Monday, November 21, 2011

Poisonous Ants

Cindy and I don't get to Pipeline Road as much as we said we wanted to and vowed that we would. Our yard in Los Altos de Cerro Azul is too enjoyable. But, we made a date on a day trip to the city. The afternoon was for errands and recycling, and the morning was for BIRDS!

At the ammo ponds, Smooth-billed Anis were a welcoming sight. As always, we heard the descending, rattling chuuurrr call of the White-throated Crake. Near the entrance to Pipeline we spotted Nando, the former caretaker of Birder's View, now a guide for Canopy Tower. He was guiding two women from New Mexico and they were looking at a White-tailed Trogon.

For something different, we didn't drive all the way to the closed gate on Pipeline Road, but stopped at the always-open entrance gate and walked the first two kilometers. There is always plenty to see in this stretch. Several Western-Slaty Antshrikes made their usual appearance - they're always very cooperative. And I was able to audio record the "caw" call we hear them also make in our yard. Today was filled with common birds, but still held some surprises, including the hand lettered sign seen above.

We assume the sign poster was concerned about Bullet Ants. There were none visible for us that day. A column of leaf cutters was at work a short distance down the road. The "soldiers" had large mandibles and very light-colored heads. I couldn't resist trying to video their activities. The speed of the little critters is very impressive and, as you will see, makes it very difficult to keep them in the frame.

Wednesday, November 9, 2011


Turkey Vultures
Birders keep a lot of checklists.  We put little check marks next to bird names in a huge variety, such as life lists, yard lists and bucket lists. Well, perhaps we don't all have bucket lists, but there are birds we are dying to see. One of those wouldn't normally be the Turkey Vulture. But, after a day trip to Lake Bayano I feel like starting a bucket list and putting a big check next to TV migration.

One of four species of vultures in Panama, large numbers of TVs move through Panama in October and November and again in February to April. The birds are concentrated in an area of the country that can be as narrow as 36 miles. On the 27th of October 2011, the hawk watch on Ancon Hill in Panama City logged a new one-day record of 893,783 raptors!

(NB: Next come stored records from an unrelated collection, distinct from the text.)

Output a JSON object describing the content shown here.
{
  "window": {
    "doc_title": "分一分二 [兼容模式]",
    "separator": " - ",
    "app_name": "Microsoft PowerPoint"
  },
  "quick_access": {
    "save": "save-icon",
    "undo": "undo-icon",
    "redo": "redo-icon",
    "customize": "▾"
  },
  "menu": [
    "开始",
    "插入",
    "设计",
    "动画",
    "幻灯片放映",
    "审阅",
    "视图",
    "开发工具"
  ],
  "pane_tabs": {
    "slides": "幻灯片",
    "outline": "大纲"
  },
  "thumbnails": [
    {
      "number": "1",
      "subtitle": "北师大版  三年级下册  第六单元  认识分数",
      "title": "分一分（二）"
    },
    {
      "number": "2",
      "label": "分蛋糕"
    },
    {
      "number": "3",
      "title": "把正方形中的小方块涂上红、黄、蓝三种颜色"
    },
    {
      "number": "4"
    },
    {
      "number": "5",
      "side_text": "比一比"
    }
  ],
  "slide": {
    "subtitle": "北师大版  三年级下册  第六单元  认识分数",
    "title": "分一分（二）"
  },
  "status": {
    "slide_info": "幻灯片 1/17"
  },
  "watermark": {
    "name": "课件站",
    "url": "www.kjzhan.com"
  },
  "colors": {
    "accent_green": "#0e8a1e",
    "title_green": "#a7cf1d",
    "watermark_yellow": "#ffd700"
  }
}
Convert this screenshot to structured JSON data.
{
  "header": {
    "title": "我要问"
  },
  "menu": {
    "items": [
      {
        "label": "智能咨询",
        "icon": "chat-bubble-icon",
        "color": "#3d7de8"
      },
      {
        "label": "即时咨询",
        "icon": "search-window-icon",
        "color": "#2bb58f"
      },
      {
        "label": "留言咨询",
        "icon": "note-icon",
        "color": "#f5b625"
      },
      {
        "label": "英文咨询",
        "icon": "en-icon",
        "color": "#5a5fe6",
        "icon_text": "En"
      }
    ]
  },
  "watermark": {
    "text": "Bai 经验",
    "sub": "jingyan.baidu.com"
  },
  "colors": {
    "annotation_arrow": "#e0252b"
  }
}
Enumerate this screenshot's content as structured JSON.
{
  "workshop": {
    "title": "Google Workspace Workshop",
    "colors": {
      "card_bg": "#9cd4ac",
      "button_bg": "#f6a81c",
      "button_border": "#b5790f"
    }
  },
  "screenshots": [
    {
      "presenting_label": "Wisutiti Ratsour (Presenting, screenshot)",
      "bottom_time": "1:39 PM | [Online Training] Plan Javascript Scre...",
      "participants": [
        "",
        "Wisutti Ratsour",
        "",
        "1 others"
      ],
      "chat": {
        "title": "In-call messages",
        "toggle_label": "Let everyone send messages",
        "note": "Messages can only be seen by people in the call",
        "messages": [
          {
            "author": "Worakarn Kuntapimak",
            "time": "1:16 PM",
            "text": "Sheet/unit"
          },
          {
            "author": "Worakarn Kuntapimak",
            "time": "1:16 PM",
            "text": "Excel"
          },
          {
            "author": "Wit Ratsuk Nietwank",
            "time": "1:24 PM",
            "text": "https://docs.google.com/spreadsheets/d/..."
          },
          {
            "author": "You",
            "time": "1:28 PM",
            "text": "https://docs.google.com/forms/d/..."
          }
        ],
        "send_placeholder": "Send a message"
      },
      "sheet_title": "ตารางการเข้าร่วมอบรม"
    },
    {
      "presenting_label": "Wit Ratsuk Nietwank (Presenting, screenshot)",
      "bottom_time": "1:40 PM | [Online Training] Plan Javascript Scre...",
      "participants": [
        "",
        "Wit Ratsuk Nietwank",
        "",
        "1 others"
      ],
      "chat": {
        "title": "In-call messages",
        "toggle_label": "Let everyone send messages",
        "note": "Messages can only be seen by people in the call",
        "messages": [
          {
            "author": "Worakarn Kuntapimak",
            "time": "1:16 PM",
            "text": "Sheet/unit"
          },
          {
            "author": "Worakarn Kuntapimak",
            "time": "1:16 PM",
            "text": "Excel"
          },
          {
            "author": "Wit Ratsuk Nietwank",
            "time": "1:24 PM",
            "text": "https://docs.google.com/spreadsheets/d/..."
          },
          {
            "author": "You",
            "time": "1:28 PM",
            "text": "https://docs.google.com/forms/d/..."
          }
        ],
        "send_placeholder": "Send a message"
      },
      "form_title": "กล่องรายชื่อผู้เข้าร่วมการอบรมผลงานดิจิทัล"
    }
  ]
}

We have seen Turkey Vultures in California, of course, and they are a feature of the Kern River Valley AUTUMN NATURE & VULTURE FESTIVAL. One of many facts I've learned is that a group of Turkey Vultures roosting is called a Wake.

The birds over Lake Bayano weren't waiting around to have a name put on them. They were making time! The video shows them climbing up the thermals and heading towards South America.  A very few Swainson's Hawks were sprinkled in the flocks.

The best intro to the video would be by Robert Ridgely in A Guide to Birds of Panama. "A masterful flyer, soaring for long periods without a flap, tilting from side to side to take advantage of every favorable air current....large (sometimes tremendous) flocks of migrants breeding in north pass overhead, providing the observer who is in the right place at the right time with a breathtaking spectacle..."

Monday, November 7, 2011


White-tipped Sicklebill is a much sought after species here in Cerro Azul, although it also inhabits other areas of Panamá, Costa Rica and northern parts of South America. So, it's not one of the 12 or so endemic species in Panama, but still a prize.

A few days ago, with our North American amigo Jorge, we visited a local heliconia grove with the hope of seeing a sicklebill. We've seen them several times at this location. Sometimes it's just a fly-by, and it always feels like a bonus if one of them hovers for even a few seconds at a flower or in front of our faces to check us out. This time, a sicklebill was sitting for several minutes on a vine just a few feet off the ground, no more than 20 feet from us. I managed some video in the shadows. Pollen is visible on the bird's crown. We watched it resting and preening, until a tree limb fell noisily behind us and the bird took flight. This interlude made our day and was a delight.